▸ **EXERCISE BRIEF**
Which of the lines below mention the word "this"? Pull each one out.

◇ ◇ ◇

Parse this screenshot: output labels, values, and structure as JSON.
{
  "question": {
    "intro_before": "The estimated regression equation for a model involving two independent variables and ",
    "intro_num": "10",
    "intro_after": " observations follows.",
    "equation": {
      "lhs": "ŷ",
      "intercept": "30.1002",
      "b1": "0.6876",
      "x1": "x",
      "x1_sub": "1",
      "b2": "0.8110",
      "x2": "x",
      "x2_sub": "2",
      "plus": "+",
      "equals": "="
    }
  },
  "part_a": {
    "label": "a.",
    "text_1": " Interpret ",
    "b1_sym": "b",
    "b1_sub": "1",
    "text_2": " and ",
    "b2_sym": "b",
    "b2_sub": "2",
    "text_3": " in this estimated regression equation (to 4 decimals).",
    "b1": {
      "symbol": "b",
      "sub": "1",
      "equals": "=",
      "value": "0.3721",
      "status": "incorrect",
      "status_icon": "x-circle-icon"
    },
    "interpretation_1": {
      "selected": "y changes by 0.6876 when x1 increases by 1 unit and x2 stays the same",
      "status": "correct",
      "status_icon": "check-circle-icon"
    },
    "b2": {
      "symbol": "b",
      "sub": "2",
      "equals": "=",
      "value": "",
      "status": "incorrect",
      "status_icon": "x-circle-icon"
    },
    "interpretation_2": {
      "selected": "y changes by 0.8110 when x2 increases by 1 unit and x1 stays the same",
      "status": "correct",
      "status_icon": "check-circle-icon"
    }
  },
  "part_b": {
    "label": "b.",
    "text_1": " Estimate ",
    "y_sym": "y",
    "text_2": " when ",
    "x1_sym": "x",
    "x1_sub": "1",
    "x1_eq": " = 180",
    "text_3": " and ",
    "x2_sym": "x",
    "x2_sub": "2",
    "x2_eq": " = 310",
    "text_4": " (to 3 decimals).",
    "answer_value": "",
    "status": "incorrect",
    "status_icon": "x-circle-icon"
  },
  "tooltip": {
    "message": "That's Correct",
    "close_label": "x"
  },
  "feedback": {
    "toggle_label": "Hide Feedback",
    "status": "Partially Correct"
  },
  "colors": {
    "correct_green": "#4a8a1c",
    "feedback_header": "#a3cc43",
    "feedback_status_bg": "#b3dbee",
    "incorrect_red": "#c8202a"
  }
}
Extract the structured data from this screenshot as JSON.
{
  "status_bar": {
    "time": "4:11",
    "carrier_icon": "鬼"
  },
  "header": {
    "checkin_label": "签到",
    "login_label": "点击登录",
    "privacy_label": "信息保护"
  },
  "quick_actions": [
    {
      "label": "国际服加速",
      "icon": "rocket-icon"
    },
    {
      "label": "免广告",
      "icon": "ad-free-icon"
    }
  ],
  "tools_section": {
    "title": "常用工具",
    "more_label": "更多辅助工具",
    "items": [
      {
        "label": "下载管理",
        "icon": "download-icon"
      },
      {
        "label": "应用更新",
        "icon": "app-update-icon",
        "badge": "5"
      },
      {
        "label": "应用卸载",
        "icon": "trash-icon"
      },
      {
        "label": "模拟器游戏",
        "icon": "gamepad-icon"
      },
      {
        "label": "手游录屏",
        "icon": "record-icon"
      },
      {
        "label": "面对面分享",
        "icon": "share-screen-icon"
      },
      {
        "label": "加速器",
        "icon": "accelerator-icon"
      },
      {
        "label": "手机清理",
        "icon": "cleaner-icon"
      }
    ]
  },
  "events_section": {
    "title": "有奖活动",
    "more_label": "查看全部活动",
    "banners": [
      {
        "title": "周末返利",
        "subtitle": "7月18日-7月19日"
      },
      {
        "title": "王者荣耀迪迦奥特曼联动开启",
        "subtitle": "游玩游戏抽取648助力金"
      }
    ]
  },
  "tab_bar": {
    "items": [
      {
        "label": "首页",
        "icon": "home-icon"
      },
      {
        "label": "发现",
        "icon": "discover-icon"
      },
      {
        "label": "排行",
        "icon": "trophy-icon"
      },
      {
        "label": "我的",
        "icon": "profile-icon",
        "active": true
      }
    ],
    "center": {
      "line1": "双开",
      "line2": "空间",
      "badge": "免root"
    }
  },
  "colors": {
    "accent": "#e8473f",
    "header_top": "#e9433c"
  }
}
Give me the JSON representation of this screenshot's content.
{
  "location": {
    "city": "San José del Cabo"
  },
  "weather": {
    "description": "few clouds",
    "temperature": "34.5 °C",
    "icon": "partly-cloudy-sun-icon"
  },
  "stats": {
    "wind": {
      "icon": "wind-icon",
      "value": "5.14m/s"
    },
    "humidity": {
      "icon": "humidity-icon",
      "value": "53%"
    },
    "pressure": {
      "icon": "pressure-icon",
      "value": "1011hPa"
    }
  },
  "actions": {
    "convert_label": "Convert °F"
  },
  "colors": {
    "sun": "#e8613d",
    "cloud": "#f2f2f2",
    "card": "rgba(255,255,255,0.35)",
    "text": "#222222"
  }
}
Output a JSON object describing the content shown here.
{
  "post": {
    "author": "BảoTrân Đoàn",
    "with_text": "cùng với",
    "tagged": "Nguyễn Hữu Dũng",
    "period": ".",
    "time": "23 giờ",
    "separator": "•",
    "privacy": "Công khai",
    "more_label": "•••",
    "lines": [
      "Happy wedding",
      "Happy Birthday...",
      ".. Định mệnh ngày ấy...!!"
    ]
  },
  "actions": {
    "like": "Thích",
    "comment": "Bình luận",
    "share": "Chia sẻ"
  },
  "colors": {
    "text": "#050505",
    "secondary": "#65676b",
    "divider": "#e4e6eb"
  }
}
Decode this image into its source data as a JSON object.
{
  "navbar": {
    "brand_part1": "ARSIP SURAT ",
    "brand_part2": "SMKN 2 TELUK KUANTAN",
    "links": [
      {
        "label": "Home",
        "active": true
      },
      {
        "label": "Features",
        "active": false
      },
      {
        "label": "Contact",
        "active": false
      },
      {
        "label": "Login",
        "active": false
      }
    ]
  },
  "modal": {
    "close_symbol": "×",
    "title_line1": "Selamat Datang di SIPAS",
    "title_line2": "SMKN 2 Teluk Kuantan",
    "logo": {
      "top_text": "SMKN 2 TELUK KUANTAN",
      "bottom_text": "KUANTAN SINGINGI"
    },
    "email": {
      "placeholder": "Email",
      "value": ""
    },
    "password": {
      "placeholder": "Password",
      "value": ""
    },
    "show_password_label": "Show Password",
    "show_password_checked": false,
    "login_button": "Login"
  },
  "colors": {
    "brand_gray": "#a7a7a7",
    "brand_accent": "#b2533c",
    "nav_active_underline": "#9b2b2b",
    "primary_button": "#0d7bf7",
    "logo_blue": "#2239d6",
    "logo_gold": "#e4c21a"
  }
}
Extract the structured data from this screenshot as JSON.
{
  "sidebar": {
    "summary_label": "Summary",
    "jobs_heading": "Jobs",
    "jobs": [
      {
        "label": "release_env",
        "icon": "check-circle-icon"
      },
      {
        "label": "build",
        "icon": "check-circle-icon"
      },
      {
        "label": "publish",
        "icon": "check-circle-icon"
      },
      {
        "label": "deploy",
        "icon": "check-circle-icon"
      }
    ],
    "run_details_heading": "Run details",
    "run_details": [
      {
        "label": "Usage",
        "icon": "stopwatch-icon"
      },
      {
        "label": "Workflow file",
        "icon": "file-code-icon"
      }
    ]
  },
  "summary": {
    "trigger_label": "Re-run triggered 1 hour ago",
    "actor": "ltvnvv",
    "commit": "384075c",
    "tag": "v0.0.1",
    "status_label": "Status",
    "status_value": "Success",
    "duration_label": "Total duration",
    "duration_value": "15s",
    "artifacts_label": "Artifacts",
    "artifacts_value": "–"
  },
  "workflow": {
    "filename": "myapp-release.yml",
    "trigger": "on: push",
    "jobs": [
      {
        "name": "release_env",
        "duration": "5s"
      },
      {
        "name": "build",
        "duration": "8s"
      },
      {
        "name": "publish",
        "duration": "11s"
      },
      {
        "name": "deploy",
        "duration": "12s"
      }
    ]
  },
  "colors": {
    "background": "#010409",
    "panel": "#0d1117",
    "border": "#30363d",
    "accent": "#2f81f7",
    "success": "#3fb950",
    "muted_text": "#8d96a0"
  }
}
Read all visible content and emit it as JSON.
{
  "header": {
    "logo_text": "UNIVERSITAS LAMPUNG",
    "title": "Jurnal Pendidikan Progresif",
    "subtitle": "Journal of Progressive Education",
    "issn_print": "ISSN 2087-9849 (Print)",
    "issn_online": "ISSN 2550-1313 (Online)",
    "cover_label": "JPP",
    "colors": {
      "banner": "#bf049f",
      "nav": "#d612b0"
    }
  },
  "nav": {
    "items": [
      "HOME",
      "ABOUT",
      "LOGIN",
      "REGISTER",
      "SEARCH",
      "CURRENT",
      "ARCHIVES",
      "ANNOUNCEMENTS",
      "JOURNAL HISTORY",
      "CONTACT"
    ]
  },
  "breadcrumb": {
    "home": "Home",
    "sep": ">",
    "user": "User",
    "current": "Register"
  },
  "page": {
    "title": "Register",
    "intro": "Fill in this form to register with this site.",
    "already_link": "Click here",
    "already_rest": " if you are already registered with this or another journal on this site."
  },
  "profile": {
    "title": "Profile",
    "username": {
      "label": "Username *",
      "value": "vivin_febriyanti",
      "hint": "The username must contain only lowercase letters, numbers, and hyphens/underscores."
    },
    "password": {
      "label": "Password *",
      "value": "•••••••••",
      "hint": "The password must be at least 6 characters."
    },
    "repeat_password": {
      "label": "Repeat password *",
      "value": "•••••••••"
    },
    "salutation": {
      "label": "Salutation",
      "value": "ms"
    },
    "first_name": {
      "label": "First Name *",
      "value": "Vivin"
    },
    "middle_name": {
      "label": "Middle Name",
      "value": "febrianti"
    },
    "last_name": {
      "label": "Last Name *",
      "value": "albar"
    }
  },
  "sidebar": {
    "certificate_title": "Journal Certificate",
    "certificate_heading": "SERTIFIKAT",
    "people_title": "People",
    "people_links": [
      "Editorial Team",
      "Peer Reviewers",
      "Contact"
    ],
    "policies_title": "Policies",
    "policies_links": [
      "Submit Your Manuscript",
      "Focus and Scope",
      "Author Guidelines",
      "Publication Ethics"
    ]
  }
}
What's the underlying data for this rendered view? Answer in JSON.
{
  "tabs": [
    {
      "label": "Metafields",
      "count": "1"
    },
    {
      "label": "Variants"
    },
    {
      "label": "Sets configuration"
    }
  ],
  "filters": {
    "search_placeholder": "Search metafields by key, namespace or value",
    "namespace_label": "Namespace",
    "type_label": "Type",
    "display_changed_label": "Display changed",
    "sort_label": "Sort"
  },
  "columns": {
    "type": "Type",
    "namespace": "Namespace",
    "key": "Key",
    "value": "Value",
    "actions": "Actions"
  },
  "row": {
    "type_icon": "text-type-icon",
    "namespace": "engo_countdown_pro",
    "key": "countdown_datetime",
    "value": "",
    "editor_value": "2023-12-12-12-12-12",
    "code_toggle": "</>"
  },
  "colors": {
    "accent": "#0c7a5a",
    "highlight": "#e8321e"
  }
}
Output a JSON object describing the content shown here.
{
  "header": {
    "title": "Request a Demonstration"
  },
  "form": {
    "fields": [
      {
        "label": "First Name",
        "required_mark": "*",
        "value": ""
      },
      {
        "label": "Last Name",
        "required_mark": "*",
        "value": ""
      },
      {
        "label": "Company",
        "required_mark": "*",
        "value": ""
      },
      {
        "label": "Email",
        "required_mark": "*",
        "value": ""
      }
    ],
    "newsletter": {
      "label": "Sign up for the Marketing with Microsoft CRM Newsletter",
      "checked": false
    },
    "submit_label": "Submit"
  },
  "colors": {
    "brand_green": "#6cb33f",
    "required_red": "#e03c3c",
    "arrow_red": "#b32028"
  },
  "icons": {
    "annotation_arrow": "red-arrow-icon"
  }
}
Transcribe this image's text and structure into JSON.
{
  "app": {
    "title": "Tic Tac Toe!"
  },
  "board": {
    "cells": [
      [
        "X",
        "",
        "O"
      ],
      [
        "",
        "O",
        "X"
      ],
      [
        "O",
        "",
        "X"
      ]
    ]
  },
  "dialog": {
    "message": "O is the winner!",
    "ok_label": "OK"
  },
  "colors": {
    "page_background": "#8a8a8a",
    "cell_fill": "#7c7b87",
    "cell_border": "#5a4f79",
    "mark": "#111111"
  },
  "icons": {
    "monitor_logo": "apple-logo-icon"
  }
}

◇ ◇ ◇

▸ **WORKED SOLUTION**
Parse this screenshot: output labels, values, and structure as JSON.
    "text_3": " in this estimated regression equation (to 4 decimals).",
Extract the structured data from this screenshot as JSON.
Give me the JSON representation of this screenshot's content.
Decode this image into its source data as a JSON object.
Extract the structured data from this screenshot as JSON.
    "intro": "Fill in this form to register with this site.",
    "already_rest": " if you are already registered with this or another journal on this site."
What's the underlying data for this rendered view? Answer in JSON.
Transcribe this image's text and structure into JSON.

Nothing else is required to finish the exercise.